  • We studied the deliverability and safety of a braided, self-expanding, closed-cell nickel-titanium (NiTi) stent (E-volution, Jotec GmbH, Hechingen, Germany) especially designed for the endovascular treatment of carotid artery bifurcation stenosis with special regard to in-stent stenosis and thrombosis compared with a laser-cut reference nitinol stent in a porcine model of percutaneous vascular interventions. We aimed to assess histopathologic response in minipig carotid and subclavian arteries. Eight minipigs received a total of 42 stents: 14 reference stents and 28 E-volution stents. Eleven of the E-volution stents were additionally coated with heparin. Control angiography was obtained immediately before and after vascular interventionmore » as well as 4 weeks after the procedure.
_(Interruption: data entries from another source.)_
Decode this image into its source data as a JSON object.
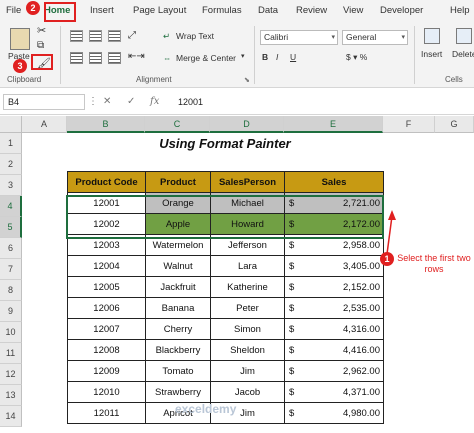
{
  "tabs": [
    "File",
    "Home",
    "Insert",
    "Page Layout",
    "Formulas",
    "Data",
    "Review",
    "View",
    "Developer",
    "Help"
  ],
  "ribbon": {
    "paste_label": "Paste",
    "clipboard_label": "Clipboard",
    "alignment_label": "Alignment",
    "wrap_text_label": "Wrap Text",
    "merge_center_label": "Merge & Center",
    "font_name": "Calibri",
    "number_format": "General",
    "insert_label": "Insert",
    "delete_label": "Delete",
    "cells_label": "Cells"
  },
  "formula_bar": {
    "name_box": "B4",
    "value": "12001"
  },
  "columns": [
    "A",
    "B",
    "C",
    "D",
    "E",
    "F",
    "G"
  ],
  "rows": [
    "1",
    "2",
    "3",
    "4",
    "5",
    "6",
    "7",
    "8",
    "9",
    "10",
    "11",
    "12",
    "13",
    "14"
  ],
  "sheet_title": "Using Format Painter",
  "table": {
    "headers": [
      "Product Code",
      "Product",
      "SalesPerson",
      "Sales"
    ],
    "currency": "$",
    "rows": [
      [
        "12001",
        "Orange",
        "Michael",
        "2,721.00"
      ],
      [
        "12002",
        "Apple",
        "Howard",
        "2,172.00"
      ],
      [
        "12003",
        "Watermelon",
        "Jefferson",
        "2,958.00"
      ],
      [
        "12004",
        "Walnut",
        "Lara",
        "3,405.00"
      ],
      [
        "12005",
        "Jackfruit",
        "Katherine",
        "2,152.00"
      ],
      [
        "12006",
        "Banana",
        "Peter",
        "2,535.00"
      ],
      [
        "12007",
        "Cherry",
        "Simon",
        "4,316.00"
      ],
      [
        "12008",
        "Blackberry",
        "Sheldon",
        "4,416.00"
      ],
      [
        "12009",
        "Tomato",
        "Jim",
        "2,962.00"
      ],
      [
        "12010",
        "Strawberry",
        "Jacob",
        "4,371.00"
      ],
      [
        "12011",
        "Apricot",
        "Jim",
        "4,980.00"
      ]
    ]
  },
  "annotations": {
    "step1": "1",
    "step2": "2",
    "step3": "3",
    "note": "Select the first two rows"
  },
  "watermark": "exceldemy",
  "colors": {
    "header_fill": "#c79a13",
    "gray_row": "#bfbfbf",
    "green_row": "#71a044",
    "annotation_red": "#e02020",
    "excel_green": "#1e6e3e"
  }
}
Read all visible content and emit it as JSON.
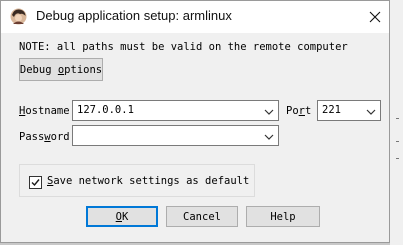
{
  "window": {
    "title": "Debug application setup: armlinux"
  },
  "note": "NOTE: all paths must be valid on the remote computer",
  "buttons": {
    "debug_options": {
      "prefix": "Debug ",
      "mnemonic": "o",
      "suffix": "ptions"
    },
    "ok": {
      "prefix": "",
      "mnemonic": "O",
      "suffix": "K"
    },
    "cancel": {
      "label": "Cancel"
    },
    "help": {
      "label": "Help"
    }
  },
  "fields": {
    "hostname": {
      "label_mnemonic": "H",
      "label_rest": "ostname",
      "value": "127.0.0.1"
    },
    "port": {
      "label_prefix": "Po",
      "label_mnemonic": "r",
      "label_rest": "t",
      "value": "221"
    },
    "password": {
      "label_prefix": "Pass",
      "label_mnemonic": "w",
      "label_rest": "ord",
      "value": ""
    }
  },
  "save_settings": {
    "checked": true,
    "label_mnemonic": "S",
    "label_rest": "ave network settings as default"
  },
  "icons": {
    "app": "user-avatar-icon",
    "close": "close-icon",
    "dropdown": "chevron-down-icon",
    "check": "checkmark-icon"
  },
  "colors": {
    "default_button_border": "#0078d7",
    "window_background": "#f0f0f0"
  }
}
Primary endpoints were 28 days of angiographic analyses as well as histomorphometric analysis, including injury score, inflammation score, luminal diameter, vessel diameter, maximal neointimal thickness, and area of in-stent stenosis. Secondary end points were procedural success, 28-day mortality, and stent thrombosis. All stents could be delivered successfully without procedural complications, morbidity, or mortality during our observation time. As confirmed by histology, no in-stent thrombosis was observed. Compared with common carotid arteries, subclavian arteries are significantly more vulnerable to developing in-stent stenosis caused by neointima proliferation (p < 0.05). Compared with the use of 1 single stent/artery, serial application of two stents leads to a more excessive but not significantly different neointimal proliferation (p > 0.05). The E-volution stent, especially when heparin coated, is in line with the comparison to the laser-cut reference stent displaying similar results of angiographic, histologic, and histomorphometric analyses (p > 0.05). Compared with the reference laser-cut stent, the self-expanding nitinol stent (E-volution) with its advanced braiding technology is feasible and safe. In our opinion, the high radial resistive force and the advanced braided design with tight stent-strut interstices may be beneficial in terms of plaque stabilization. Further studies are necessary and warranted.« less